### WHAT YOU NEED TO DO
Read the data that follows. Then repeat it exactly.

### DATA SHOWN
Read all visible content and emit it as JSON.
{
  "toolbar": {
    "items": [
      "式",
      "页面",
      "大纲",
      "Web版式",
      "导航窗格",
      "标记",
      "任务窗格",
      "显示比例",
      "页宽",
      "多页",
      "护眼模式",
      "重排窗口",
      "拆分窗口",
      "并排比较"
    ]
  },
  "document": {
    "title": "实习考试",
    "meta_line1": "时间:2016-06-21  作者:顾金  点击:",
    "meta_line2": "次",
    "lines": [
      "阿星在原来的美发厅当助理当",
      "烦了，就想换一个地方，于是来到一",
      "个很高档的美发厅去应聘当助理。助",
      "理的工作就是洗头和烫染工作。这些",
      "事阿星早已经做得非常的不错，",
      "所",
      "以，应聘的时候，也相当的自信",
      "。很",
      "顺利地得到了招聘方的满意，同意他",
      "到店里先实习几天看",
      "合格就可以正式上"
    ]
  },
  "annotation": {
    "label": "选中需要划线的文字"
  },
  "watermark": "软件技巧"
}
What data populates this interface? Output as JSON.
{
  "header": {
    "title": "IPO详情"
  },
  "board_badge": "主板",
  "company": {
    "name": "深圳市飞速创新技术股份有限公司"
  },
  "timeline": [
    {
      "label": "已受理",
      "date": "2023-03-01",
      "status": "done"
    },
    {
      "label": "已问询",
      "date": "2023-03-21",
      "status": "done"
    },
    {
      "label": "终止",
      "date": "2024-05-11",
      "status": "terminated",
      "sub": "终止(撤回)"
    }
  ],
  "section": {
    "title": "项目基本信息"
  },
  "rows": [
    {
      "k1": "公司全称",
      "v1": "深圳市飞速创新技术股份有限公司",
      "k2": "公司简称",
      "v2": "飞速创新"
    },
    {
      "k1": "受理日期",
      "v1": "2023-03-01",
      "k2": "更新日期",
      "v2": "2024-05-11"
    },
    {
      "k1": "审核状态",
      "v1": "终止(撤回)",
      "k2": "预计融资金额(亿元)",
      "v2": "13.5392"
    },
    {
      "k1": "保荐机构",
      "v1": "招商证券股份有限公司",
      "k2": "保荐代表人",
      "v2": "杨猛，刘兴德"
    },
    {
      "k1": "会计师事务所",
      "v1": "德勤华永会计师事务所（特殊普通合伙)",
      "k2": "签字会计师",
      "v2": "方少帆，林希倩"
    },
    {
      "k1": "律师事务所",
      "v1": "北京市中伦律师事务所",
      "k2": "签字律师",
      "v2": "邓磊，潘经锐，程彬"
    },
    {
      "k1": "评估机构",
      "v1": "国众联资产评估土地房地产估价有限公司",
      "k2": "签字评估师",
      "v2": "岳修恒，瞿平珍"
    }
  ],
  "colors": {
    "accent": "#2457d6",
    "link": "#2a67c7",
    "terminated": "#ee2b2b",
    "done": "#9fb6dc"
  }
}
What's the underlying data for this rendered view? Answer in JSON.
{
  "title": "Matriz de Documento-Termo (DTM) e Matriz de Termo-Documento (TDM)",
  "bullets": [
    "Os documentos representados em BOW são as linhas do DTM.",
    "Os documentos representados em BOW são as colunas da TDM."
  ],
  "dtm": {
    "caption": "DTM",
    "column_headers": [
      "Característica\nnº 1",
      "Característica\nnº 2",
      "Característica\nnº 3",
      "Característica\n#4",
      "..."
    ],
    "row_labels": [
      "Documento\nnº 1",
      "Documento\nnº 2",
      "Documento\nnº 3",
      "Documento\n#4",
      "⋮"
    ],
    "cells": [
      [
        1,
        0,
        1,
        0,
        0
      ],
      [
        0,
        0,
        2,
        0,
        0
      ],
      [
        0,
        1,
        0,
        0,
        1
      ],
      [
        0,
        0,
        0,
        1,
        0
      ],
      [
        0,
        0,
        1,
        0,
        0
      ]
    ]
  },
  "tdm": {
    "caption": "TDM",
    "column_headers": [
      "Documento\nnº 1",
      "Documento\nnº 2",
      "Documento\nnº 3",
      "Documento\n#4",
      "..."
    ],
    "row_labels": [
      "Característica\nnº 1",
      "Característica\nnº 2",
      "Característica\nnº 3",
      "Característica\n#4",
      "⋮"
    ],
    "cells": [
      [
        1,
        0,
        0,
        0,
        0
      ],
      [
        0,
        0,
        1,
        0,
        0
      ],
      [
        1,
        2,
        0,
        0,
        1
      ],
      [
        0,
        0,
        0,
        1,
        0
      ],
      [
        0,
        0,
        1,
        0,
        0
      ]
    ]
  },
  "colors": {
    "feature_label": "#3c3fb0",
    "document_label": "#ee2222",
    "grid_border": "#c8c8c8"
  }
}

### WORKED SOLUTION
Read all visible content and emit it as JSON.
{
  "toolbar": {
    "items": [
      "式",
      "页面",
      "大纲",
      "Web版式",
      "导航窗格",
      "标记",
      "任务窗格",
      "显示比例",
      "页宽",
      "多页",
      "护眼模式",
      "重排窗口",
      "拆分窗口",
      "并排比较"
    ]
  },
  "document": {
    "title": "实习考试",
    "meta_line1": "时间:2016-06-21  作者:顾金  点击:",
    "meta_line2": "次",
    "lines": [
      "阿星在原来的美发厅当助理当",
      "烦了，就想换一个地方，于是来到一",
      "个很高档的美发厅去应聘当助理。助",
      "理的工作就是洗头和烫染工作。这些",
      "事阿星早已经做得非常的不错，",
      "所",
      "以，应聘的时候，也相当的自信",
      "。很",
      "顺利地得到了招聘方的满意，同意他",
      "到店里先实习几天看",
      "合格就可以正式上"
    ]
  },
  "annotation": {
    "label": "选中需要划线的文字"
  },
  "watermark": "软件技巧"
}
What data populates this interface? Output as JSON.
{
  "header": {
    "title": "IPO详情"
  },
  "board_badge": "主板",
  "company": {
    "name": "深圳市飞速创新技术股份有限公司"
  },
  "timeline": [
    {
      "label": "已受理",
      "date": "2023-03-01",
      "status": "done"
    },
    {
      "label": "已问询",
      "date": "2023-03-21",
      "status": "done"
    },
    {
      "label": "终止",
      "date": "2024-05-11",
      "status": "terminated",
      "sub": "终止(撤回)"
    }
  ],
  "section": {
    "title": "项目基本信息"
  },
  "rows": [
    {
      "k1": "公司全称",
      "v1": "深圳市飞速创新技术股份有限公司",
      "k2": "公司简称",
      "v2": "飞速创新"
    },
    {
      "k1": "受理日期",
      "v1": "2023-03-01",
      "k2": "更新日期",
      "v2": "2024-05-11"
    },
    {
      "k1": "审核状态",
      "v1": "终止(撤回)",
      "k2": "预计融资金额(亿元)",
      "v2": "13.5392"
    },
    {
      "k1": "保荐机构",
      "v1": "招商证券股份有限公司",
      "k2": "保荐代表人",
      "v2": "杨猛，刘兴德"
    },
    {
      "k1": "会计师事务所",
      "v1": "德勤华永会计师事务所（特殊普通合伙)",
      "k2": "签字会计师",
      "v2": "方少帆，林希倩"
    },
    {
      "k1": "律师事务所",
      "v1": "北京市中伦律师事务所",
      "k2": "签字律师",
      "v2": "邓磊，潘经锐，程彬"
    },
    {
      "k1": "评估机构",
      "v1": "国众联资产评估土地房地产估价有限公司",
      "k2": "签字评估师",
      "v2": "岳修恒，瞿平珍"
    }
  ],
  "colors": {
    "accent": "#2457d6",
    "link": "#2a67c7",
    "terminated": "#ee2b2b",
    "done": "#9fb6dc"
  }
}
What's the underlying data for this rendered view? Answer in JSON.
{
  "title": "Matriz de Documento-Termo (DTM) e Matriz de Termo-Documento (TDM)",
  "bullets": [
    "Os documentos representados em BOW são as linhas do DTM.",
    "Os documentos representados em BOW são as colunas da TDM."
  ],
  "dtm": {
    "caption": "DTM",
    "column_headers": [
      "Característica\nnº 1",
      "Característica\nnº 2",
      "Característica\nnº 3",
      "Característica\n#4",
      "..."
    ],
    "row_labels": [
      "Documento\nnº 1",
      "Documento\nnº 2",
      "Documento\nnº 3",
      "Documento\n#4",
      "⋮"
    ],
    "cells": [
      [
        1,
        0,
        1,
        0,
        0
      ],
      [
        0,
        0,
        2,
        0,
        0
      ],
      [
        0,
        1,
        0,
        0,
        1
      ],
      [
        0,
        0,
        0,
        1,
        0
      ],
      [
        0,
        0,
        1,
        0,
        0
      ]
    ]
  },
  "tdm": {
    "caption": "TDM",
    "column_headers": [
      "Documento\nnº 1",
      "Documento\nnº 2",
      "Documento\nnº 3",
      "Documento\n#4",
      "..."
    ],
    "row_labels": [
      "Característica\nnº 1",
      "Característica\nnº 2",
      "Característica\nnº 3",
      "Característica\n#4",
      "⋮"
    ],
    "cells": [
      [
        1,
        0,
        0,
        0,
        0
      ],
      [
        0,
        0,
        1,
        0,
        0
      ],
      [
        1,
        2,
        0,
        0,
        1
      ],
      [
        0,
        0,
        0,
        1,
        0
      ],
      [
        0,
        0,
        1,
        0,
        0
      ]
    ]
  },
  "colors": {
    "feature_label": "#3c3fb0",
    "document_label": "#ee2222",
    "grid_border": "#c8c8c8"
  }
}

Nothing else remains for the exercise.